The Polar Star was one of two Northrop Gammas that were the first aircraft produced in 1933 by the newly established Northrop Corporation of Inglewood, California. The Gamma is a low-wing, all-metal cantilever monoplane with a 710-hp 9-cylinder Pratt & Whitney Hornet engine. The one built for Ellsworth had
two seats in tandem with dual controls. The other of these first two Gammas was built for Frank Hawks, who at the time was a pilot for Texaco. Hawks’s Gamma was a single seat model. On June 2,1933, Hawks set a west-east nonstop record in his Gamma, flying from Los Angeles to Floyd Bennett Field, New York, in 13
hours, 26 minutes, 15 seconds.

In April 1936, Lincoln Ellsworth donated the Polar Star to the Smithsonian.

Great Poems “Because I Fly”

Because I fly
I laugh more than other men
I look up an see more than they,
I know how the clouds feel,
What it’s like to have the blue in my lap,
to look down on birds,
to feel freedom in a thing called the stick…

who but I can slice between God’s billowed legs,
and feel then laugh and crash with His step
Who else has seen the unclimbed peaks?
The rainbow’s secret?
The real reason birds sing?
Because I Fly,
I envy no man on earth.

 


by Grover C. Norwood

What’s New

The Red Knight

I don’t think that there are very many people around today that don’t enjoy a good air show, including myself. Recently one of the customers to my eBay store, Aviation Sources, was the crew chief for the current Red Knight. Following is some interesting information on this air show exhibition team.

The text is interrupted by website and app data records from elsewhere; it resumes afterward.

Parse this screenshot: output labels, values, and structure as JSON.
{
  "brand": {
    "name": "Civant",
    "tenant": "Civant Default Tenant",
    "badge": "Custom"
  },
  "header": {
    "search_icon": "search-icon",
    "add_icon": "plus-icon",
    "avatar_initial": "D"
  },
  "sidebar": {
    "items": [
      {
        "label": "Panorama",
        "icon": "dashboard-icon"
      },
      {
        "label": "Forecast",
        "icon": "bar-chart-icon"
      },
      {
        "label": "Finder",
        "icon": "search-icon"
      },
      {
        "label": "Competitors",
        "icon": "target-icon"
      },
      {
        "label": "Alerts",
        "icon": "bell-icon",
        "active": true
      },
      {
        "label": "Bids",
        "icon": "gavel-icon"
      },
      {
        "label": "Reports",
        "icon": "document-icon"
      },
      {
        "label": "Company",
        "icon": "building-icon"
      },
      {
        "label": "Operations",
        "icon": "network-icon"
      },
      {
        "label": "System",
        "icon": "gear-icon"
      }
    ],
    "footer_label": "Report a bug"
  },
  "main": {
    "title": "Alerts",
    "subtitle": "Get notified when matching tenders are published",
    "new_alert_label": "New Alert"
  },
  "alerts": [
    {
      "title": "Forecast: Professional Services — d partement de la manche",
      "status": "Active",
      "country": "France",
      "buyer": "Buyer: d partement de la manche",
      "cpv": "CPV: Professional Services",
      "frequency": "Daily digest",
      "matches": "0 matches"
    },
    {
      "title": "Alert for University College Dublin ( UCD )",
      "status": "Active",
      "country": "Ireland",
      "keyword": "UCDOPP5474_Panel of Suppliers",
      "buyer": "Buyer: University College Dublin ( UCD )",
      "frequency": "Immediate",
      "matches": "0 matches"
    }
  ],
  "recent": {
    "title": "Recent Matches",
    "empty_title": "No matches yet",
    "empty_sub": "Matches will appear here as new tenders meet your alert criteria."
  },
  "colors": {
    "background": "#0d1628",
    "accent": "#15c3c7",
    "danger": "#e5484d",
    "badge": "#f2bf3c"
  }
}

From 1958 through 1969 a uniquely Canadian aerobatic solo aircraft performer, known as the Red Knight, gained a reputation for providing flying exhibitions at smaller airfields which were not included in the larger flight demonstration team’s schedules. This demonstration aircraft was unusual in that all of the
maneuvers were performed within the boundaries of the airfield so that all of the action was in full view of the spectators throughout the show.

The aircraft used was a Lockheed T-33 MK III “Silver Star”, the Canadian version of the venerable Lockheed T-33. The T-33 was created by lengthening the fuselage of the Lockheed F-80 “Shooting Star” and adding a second seat with controls. Lockheed built over 5,690 of these aircraft, and Canada built an additional 656 which were known as “Silver Stars”.

The Red Knight program came to an abrupt end on July 13th, 1969 when the Red Knight pilot, 23 year old Bryan Alston, was killed after performing for some Italian Air Force Officials when the aircraft he was flying lost power and crashed inverted after attempting a forced landing. This crash effectively ended
the Red Knight program.

Enter Chris Rounds.

In 2002 Rounds discovered that the Red Knight aircraft was available, and he took delivery of the aircraft in June of 2003 returning the Red Knight flight demonstration to the air show circuit in 2004.

Chris Rounds is no stranger to aircraft cockpits, having flown over 10,000 hours in more than 70 different aircraft. Chris started flying when he was only eleven, and by the time he graduated from high school already had his Commercial Pilot’s license with an instrument rating. Continuing his education at Auburn University Chris graduated with a degree in Aviation Management.

After acquiring his ATP and A&P ratings Chris flew for an airline for a short time before pursuing his dream of owning his own business. Soon he had formed Rounds Aviation in Tullhoma, TN, and specialized in finding and restoring warbirds, and installing avionics. Chris provides instruction in formation flying, and T-6 checkouts at the Rounds Aviation facility.

Since the early 1980’s Rounds has performed in T-34’s, T-28’s and T-6’s, but he wanted something faster and more exciting to fly. The Red Knight provided that opportunity.

Photo of the Month
 

The Gamma Polar Star Aircraft 


The Red Knight

 



John M. White, Editor 

Each month we bring you informative, educational and entertaining articles about all things aviation.

You can find more timely and current articles here at our blog:

All Things Aviation

 

Check Out Our Newsletter Archives